*** Opening of WORKING DATA ***

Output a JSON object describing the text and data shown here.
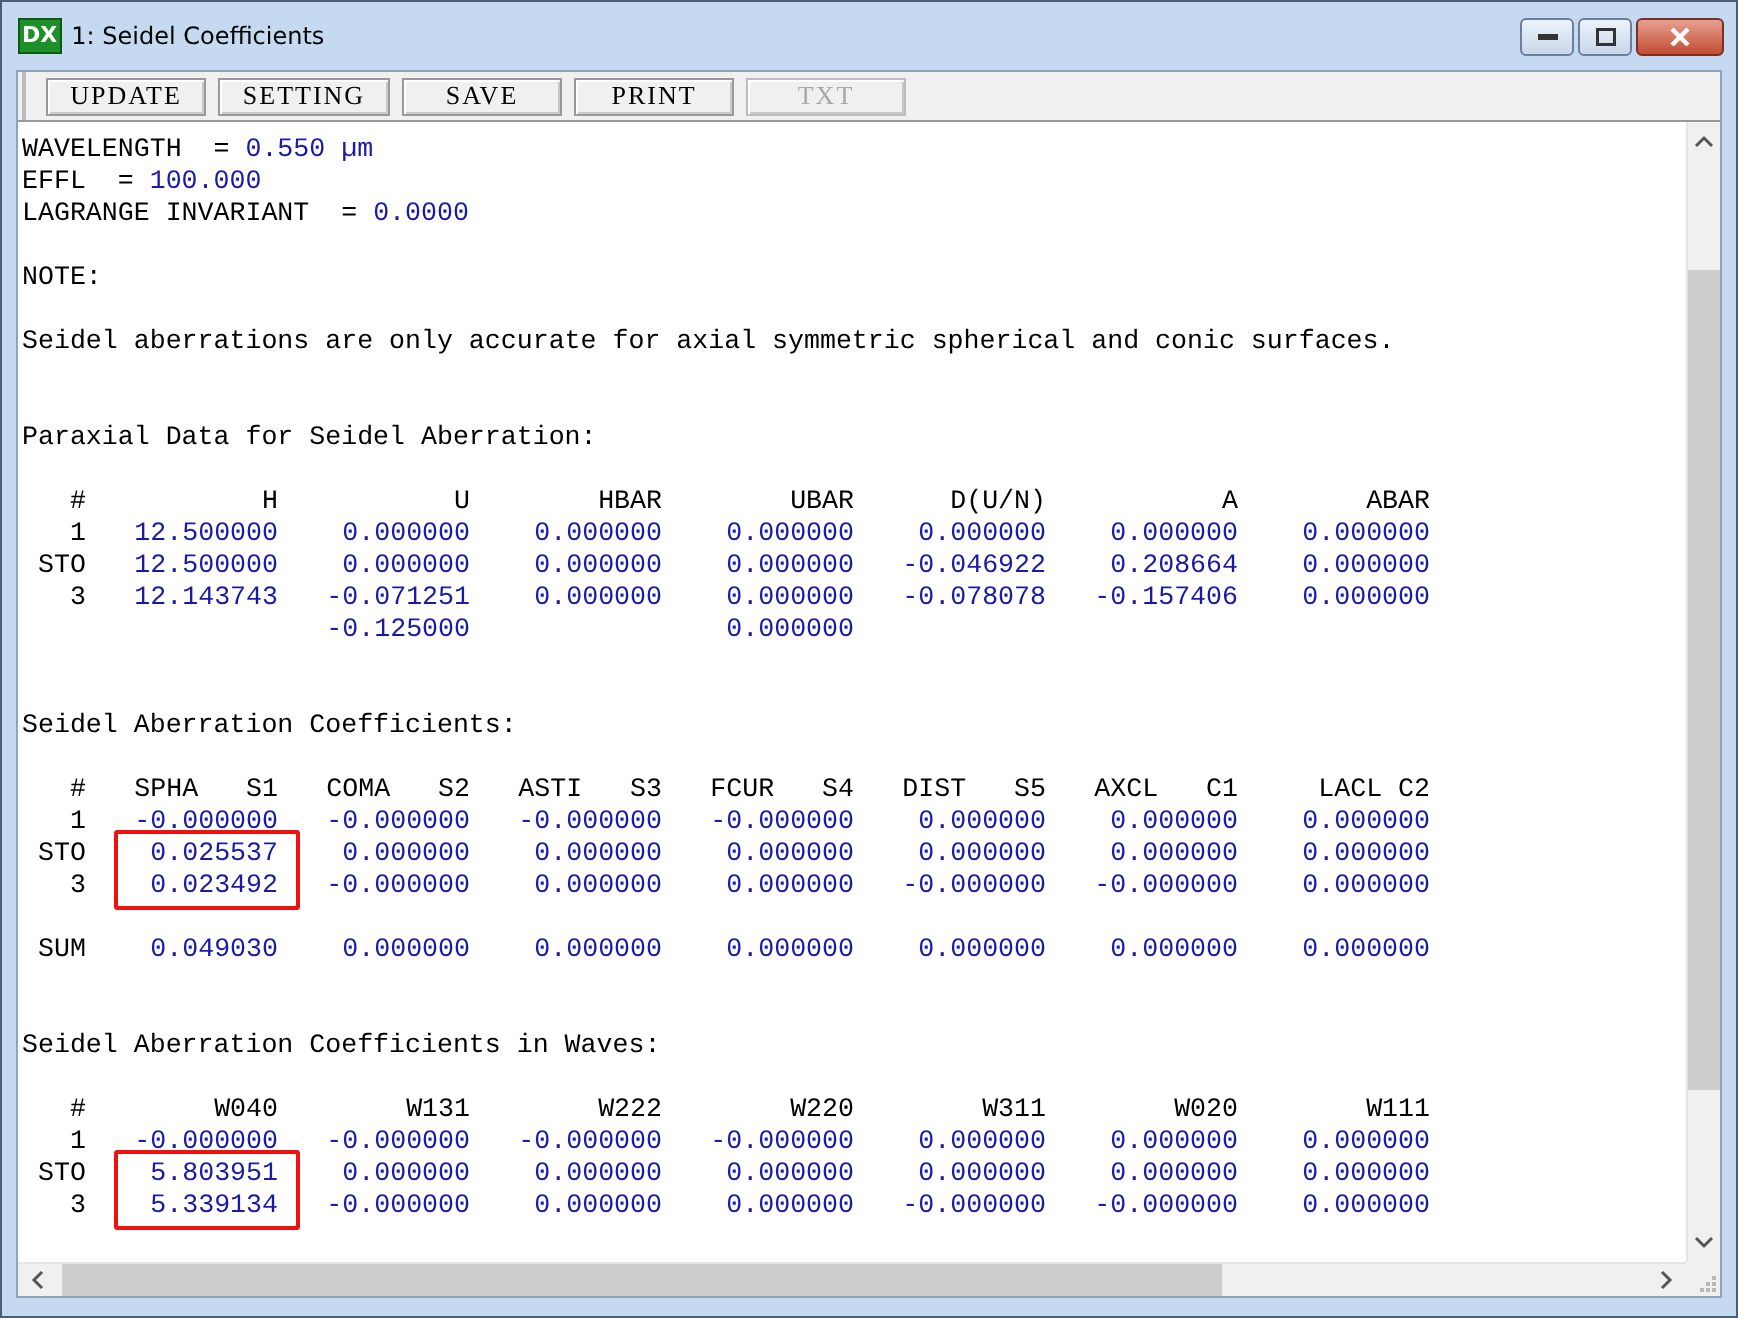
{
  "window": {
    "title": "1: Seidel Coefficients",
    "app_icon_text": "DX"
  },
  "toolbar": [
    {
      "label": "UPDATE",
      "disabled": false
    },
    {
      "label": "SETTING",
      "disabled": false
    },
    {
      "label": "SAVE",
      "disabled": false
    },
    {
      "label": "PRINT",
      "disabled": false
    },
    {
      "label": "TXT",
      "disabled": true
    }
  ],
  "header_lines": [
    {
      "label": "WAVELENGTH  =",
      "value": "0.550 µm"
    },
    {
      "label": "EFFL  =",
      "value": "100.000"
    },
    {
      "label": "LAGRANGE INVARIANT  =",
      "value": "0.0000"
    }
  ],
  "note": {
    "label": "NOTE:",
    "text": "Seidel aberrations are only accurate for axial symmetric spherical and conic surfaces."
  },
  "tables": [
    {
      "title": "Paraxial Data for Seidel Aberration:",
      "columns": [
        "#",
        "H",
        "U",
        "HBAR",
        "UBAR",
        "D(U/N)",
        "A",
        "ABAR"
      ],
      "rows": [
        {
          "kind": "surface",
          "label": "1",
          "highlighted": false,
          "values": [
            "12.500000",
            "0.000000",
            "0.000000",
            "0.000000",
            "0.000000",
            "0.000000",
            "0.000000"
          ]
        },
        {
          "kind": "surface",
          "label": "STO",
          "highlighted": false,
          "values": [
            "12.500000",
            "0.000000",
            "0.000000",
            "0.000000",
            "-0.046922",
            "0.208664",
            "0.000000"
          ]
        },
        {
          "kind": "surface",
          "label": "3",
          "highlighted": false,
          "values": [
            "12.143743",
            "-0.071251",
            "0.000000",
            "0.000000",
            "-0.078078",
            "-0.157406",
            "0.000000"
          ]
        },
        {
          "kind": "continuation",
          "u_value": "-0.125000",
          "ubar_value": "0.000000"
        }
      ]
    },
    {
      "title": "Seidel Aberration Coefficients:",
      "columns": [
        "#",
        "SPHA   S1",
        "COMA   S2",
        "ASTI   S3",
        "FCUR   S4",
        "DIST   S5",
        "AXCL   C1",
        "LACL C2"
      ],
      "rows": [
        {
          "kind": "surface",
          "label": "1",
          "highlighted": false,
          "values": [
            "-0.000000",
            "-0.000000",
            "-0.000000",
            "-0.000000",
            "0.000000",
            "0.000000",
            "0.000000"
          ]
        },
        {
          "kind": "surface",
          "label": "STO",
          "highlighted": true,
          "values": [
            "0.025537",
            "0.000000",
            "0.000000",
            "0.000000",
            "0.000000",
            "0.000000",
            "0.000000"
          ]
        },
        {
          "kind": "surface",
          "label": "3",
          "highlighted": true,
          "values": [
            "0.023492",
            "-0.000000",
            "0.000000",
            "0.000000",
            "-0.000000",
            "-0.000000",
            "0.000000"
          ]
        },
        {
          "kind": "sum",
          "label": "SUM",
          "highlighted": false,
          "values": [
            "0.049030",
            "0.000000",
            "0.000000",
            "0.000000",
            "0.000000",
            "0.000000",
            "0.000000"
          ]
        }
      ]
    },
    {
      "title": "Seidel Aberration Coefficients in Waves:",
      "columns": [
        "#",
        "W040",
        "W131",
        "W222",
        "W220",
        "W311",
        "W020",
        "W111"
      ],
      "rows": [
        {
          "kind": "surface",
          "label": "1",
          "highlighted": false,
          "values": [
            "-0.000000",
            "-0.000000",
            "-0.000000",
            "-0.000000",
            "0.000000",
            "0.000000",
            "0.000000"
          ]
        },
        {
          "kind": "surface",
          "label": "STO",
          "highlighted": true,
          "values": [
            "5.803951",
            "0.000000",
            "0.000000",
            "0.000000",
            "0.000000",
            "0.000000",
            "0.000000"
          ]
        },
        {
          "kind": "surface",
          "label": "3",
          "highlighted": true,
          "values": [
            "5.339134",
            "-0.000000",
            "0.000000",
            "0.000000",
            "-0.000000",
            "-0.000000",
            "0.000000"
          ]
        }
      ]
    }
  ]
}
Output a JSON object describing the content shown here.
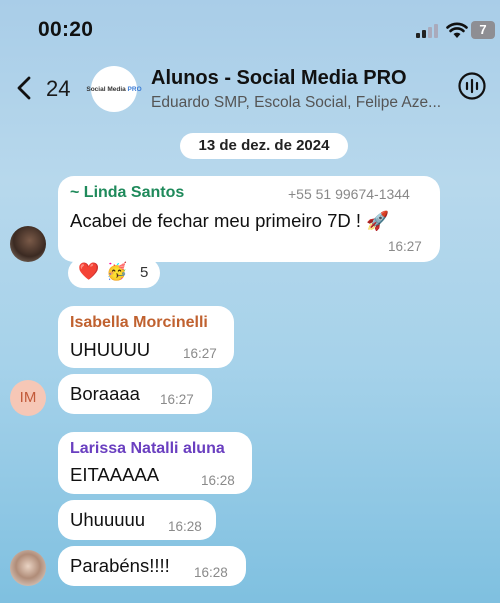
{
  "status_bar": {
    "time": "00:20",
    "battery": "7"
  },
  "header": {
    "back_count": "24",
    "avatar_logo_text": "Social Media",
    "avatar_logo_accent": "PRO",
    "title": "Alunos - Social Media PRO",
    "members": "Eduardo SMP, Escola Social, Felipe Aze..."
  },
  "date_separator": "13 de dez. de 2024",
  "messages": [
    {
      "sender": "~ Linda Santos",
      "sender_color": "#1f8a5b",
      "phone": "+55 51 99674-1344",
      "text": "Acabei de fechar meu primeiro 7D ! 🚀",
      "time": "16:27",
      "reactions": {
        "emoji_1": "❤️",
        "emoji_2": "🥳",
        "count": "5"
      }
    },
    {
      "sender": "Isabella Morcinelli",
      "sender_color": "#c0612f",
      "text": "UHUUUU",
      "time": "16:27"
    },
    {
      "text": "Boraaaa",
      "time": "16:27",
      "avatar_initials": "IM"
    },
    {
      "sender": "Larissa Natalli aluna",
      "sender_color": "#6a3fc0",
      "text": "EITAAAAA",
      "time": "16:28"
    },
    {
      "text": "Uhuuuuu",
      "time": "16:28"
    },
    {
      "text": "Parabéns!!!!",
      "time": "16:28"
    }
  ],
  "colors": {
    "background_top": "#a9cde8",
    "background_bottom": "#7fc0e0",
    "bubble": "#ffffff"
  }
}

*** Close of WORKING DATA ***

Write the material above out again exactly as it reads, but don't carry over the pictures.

WRITTEN RESPONSE:
Output a JSON object describing the text and data shown here.
{
  "window": {
    "title": "1: Seidel Coefficients",
    "app_icon_text": "DX"
  },
  "toolbar": [
    {
      "label": "UPDATE",
      "disabled": false
    },
    {
      "label": "SETTING",
      "disabled": false
    },
    {
      "label": "SAVE",
      "disabled": false
    },
    {
      "label": "PRINT",
      "disabled": false
    },
    {
      "label": "TXT",
      "disabled": true
    }
  ],
  "header_lines": [
    {
      "label": "WAVELENGTH  =",
      "value": "0.550 µm"
    },
    {
      "label": "EFFL  =",
      "value": "100.000"
    },
    {
      "label": "LAGRANGE INVARIANT  =",
      "value": "0.0000"
    }
  ],
  "note": {
    "label": "NOTE:",
    "text": "Seidel aberrations are only accurate for axial symmetric spherical and conic surfaces."
  },
  "tables": [
    {
      "title": "Paraxial Data for Seidel Aberration:",
      "columns": [
        "#",
        "H",
        "U",
        "HBAR",
        "UBAR",
        "D(U/N)",
        "A",
        "ABAR"
      ],
      "rows": [
        {
          "kind": "surface",
          "label": "1",
          "highlighted": false,
          "values": [
            "12.500000",
            "0.000000",
            "0.000000",
            "0.000000",
            "0.000000",
            "0.000000",
            "0.000000"
          ]
        },
        {
          "kind": "surface",
          "label": "STO",
          "highlighted": false,
          "values": [
            "12.500000",
            "0.000000",
            "0.000000",
            "0.000000",
            "-0.046922",
            "0.208664",
            "0.000000"
          ]
        },
        {
          "kind": "surface",
          "label": "3",
          "highlighted": false,
          "values": [
            "12.143743",
            "-0.071251",
            "0.000000",
            "0.000000",
            "-0.078078",
            "-0.157406",
            "0.000000"
          ]
        },
        {
          "kind": "continuation",
          "u_value": "-0.125000",
          "ubar_value": "0.000000"
        }
      ]
    },
    {
      "title": "Seidel Aberration Coefficients:",
      "columns": [
        "#",
        "SPHA   S1",
        "COMA   S2",
        "ASTI   S3",
        "FCUR   S4",
        "DIST   S5",
        "AXCL   C1",
        "LACL C2"
      ],
      "rows": [
        {
          "kind": "surface",
          "label": "1",
          "highlighted": false,
          "values": [
            "-0.000000",
            "-0.000000",
            "-0.000000",
            "-0.000000",
            "0.000000",
            "0.000000",
            "0.000000"
          ]
        },
        {
          "kind": "surface",
          "label": "STO",
          "highlighted": true,
          "values": [
            "0.025537",
            "0.000000",
            "0.000000",
            "0.000000",
            "0.000000",
            "0.000000",
            "0.000000"
          ]
        },
        {
          "kind": "surface",
          "label": "3",
          "highlighted": true,
          "values": [
            "0.023492",
            "-0.000000",
            "0.000000",
            "0.000000",
            "-0.000000",
            "-0.000000",
            "0.000000"
          ]
        },
        {
          "kind": "sum",
          "label": "SUM",
          "highlighted": false,
          "values": [
            "0.049030",
            "0.000000",
            "0.000000",
            "0.000000",
            "0.000000",
            "0.000000",
            "0.000000"
          ]
        }
      ]
    },
    {
      "title": "Seidel Aberration Coefficients in Waves:",
      "columns": [
        "#",
        "W040",
        "W131",
        "W222",
        "W220",
        "W311",
        "W020",
        "W111"
      ],
      "rows": [
        {
          "kind": "surface",
          "label": "1",
          "highlighted": false,
          "values": [
            "-0.000000",
            "-0.000000",
            "-0.000000",
            "-0.000000",
            "0.000000",
            "0.000000",
            "0.000000"
          ]
        },
        {
          "kind": "surface",
          "label": "STO",
          "highlighted": true,
          "values": [
            "5.803951",
            "0.000000",
            "0.000000",
            "0.000000",
            "0.000000",
            "0.000000",
            "0.000000"
          ]
        },
        {
          "kind": "surface",
          "label": "3",
          "highlighted": true,
          "values": [
            "5.339134",
            "-0.000000",
            "0.000000",
            "0.000000",
            "-0.000000",
            "-0.000000",
            "0.000000"
          ]
        }
      ]
    }
  ]
}
Output a JSON object describing the content shown here.
{
  "status_bar": {
    "time": "00:20",
    "battery": "7"
  },
  "header": {
    "back_count": "24",
    "avatar_logo_text": "Social Media",
    "avatar_logo_accent": "PRO",
    "title": "Alunos - Social Media PRO",
    "members": "Eduardo SMP, Escola Social, Felipe Aze..."
  },
  "date_separator": "13 de dez. de 2024",
  "messages": [
    {
      "sender": "~ Linda Santos",
      "sender_color": "#1f8a5b",
      "phone": "+55 51 99674-1344",
      "text": "Acabei de fechar meu primeiro 7D ! 🚀",
      "time": "16:27",
      "reactions": {
        "emoji_1": "❤️",
        "emoji_2": "🥳",
        "count": "5"
      }
    },
    {
      "sender": "Isabella Morcinelli",
      "sender_color": "#c0612f",
      "text": "UHUUUU",
      "time": "16:27"
    },
    {
      "text": "Boraaaa",
      "time": "16:27",
      "avatar_initials": "IM"
    },
    {
      "sender": "Larissa Natalli aluna",
      "sender_color": "#6a3fc0",
      "text": "EITAAAAA",
      "time": "16:28"
    },
    {
      "text": "Uhuuuuu",
      "time": "16:28"
    },
    {
      "text": "Parabéns!!!!",
      "time": "16:28"
    }
  ],
  "colors": {
    "background_top": "#a9cde8",
    "background_bottom": "#7fc0e0",
    "bubble": "#ffffff"
  }
}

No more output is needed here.